A finely engraved Egyptian steate scarab beetle amulet with incised features such as clypeus, prothorax and elytra marked by single lines. The reverse features a depiction of the god Horus, depicted as a falcon holding a flail. To his left is the ‘nfr’ heart and windpipe sign, translated as ‘good’ or ‘perfect’. To the bird’s right is the ‘ankh’ hieroglyph, which translates as ‘life’. The scarab has been pierced longitudinally for suspension.
Date: Circa 1550 - 1070 BC Period: New Kingdom Period Provenance: Ex Mustaki Collection. The scarab comes from the Mustaki Collection. Mustaki was an avid collector in the early 20th century and his collection came to the UK under Egyptian licence in 1947. Many of his pieces are in major museums worldwide, including the British Museum, the Getty Museum and the Egyptian State Museum. This collection and this item has been catalogued by Carol Andrews (formerly Egyptian Department in the British Museum). Condition: Fine, complete and intact.

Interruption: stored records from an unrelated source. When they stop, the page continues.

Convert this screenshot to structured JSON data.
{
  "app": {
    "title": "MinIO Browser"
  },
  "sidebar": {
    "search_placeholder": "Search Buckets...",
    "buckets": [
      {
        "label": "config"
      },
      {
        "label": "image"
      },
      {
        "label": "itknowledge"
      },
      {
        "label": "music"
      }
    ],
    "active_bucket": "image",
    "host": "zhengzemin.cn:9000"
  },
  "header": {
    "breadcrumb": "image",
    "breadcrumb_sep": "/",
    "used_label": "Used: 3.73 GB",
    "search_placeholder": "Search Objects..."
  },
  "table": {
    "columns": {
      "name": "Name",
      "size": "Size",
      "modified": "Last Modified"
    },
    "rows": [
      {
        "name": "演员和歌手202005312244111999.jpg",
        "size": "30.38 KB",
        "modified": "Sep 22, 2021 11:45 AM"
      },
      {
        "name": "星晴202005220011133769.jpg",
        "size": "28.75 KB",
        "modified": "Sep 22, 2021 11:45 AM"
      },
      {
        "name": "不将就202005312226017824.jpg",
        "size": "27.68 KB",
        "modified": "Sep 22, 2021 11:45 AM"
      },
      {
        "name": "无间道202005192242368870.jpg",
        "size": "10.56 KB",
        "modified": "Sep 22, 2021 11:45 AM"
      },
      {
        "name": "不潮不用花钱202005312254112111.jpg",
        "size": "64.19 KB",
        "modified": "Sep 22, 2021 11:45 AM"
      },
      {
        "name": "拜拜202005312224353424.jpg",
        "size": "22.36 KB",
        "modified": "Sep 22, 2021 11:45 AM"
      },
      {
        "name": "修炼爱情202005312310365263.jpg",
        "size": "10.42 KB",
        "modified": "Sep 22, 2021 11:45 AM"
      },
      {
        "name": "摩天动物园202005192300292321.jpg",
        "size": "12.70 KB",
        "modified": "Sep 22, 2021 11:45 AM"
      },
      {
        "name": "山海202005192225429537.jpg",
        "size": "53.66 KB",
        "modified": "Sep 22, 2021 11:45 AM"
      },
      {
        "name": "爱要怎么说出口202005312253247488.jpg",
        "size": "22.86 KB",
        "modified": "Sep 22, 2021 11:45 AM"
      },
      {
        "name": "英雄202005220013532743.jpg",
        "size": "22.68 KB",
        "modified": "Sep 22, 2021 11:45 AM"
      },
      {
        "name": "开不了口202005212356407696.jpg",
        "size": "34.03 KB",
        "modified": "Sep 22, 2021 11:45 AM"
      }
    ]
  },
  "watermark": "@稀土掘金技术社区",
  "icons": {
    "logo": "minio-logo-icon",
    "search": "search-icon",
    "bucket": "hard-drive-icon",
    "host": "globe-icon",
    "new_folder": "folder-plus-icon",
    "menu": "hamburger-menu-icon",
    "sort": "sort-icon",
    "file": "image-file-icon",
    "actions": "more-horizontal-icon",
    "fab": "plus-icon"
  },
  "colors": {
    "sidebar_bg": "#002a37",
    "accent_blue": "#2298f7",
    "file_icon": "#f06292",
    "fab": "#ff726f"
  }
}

The Egyptian god Horus was depicted as a falcon-headed man and the term ‘Horus’ refers usually to either two gods; Horus the Elder or Horus the Younger. Considered the most important of the avian deities, the figure of falcon-headed Horus was represented in a myriad of ways. As Horus the Younger, son of the gods Osiris and Isis, he was regarded as the protector of the ruler of Egypt. Thus, all pharaohs were considered the living embodiment of Horus. He was primarily a sky god, associated with the sun and with the moon. His frequently used symbols were the eye of Horus and the falcon.